Even if, as appears more likely every day, Congress does nothing in 2021 to strengthen federal voting-rights laws, stronger enforcement of existing laws by the U.S. Department of Justice would be far better than nothing. And that’s exactly what Attorney General Merrick Garland pledged to undertake in a speech on Friday. “He said that within 30 days the department would double the Civil Rights Division’s voting rights enforcement staff and committed to working with other agencies to combat voting-related disinformation,” Politico reports.

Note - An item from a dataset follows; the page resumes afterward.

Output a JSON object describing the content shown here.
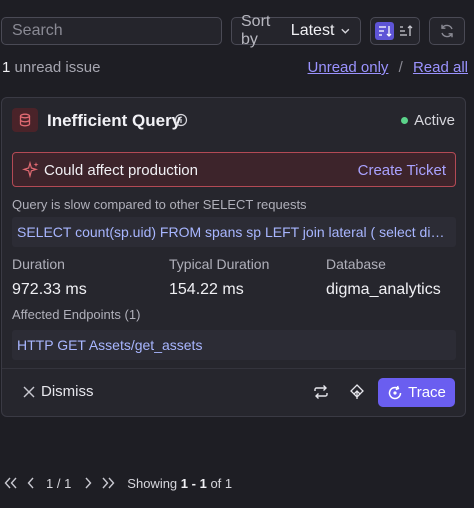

This would give new assistant attorney general for civil rights Kristen Clarke a much better chance to initiate an effective voting-rights strategy absent new legislation.
Alluding to the profusion of new voting restrictions being enacted by Republican-controlled state governments from Georgia to Florida to Iowa to Texas, Garland promised fresh scrutiny from the Justice Department:
Garland said that “many of the changes are not calibrated to address the kinds of voter fraud that are alleged as justification,” and said that DOJ is scrutinizing them to determine whether they violate federal statute.
“Where we see violations we will not hesitate to act,” he said.
The AG also cast a dim light on the bizarre “audits” under way in Arizona and other states aimed at undermining the legitimacy of settled 2020 election results.
While the administration would undoubtedly welcome the new tools for voting-rights enforcement contained in the For the People Act and the John Lewis Voting Rights Act that nearly all congressional Democrats favor and nearly all Republicans oppose, existing law does give DOJ significant powers to initiate lawsuits against discriminatory state and local actions under Section 2 of the Voting Rights Act of 1965 (the more powerful Section 5 preclearance requirement was gutted by the U.S. Supreme Court in 2013; restoring it is the central purpose of the John Lewis legislation). But fully utilizing those powers will require adequate resources, which is what Garland is now promising to supply.
It’s not an ideal situation for voting-rights advocates, but at least they know they will have some powerful friends in Washington who can do something about voter suppression.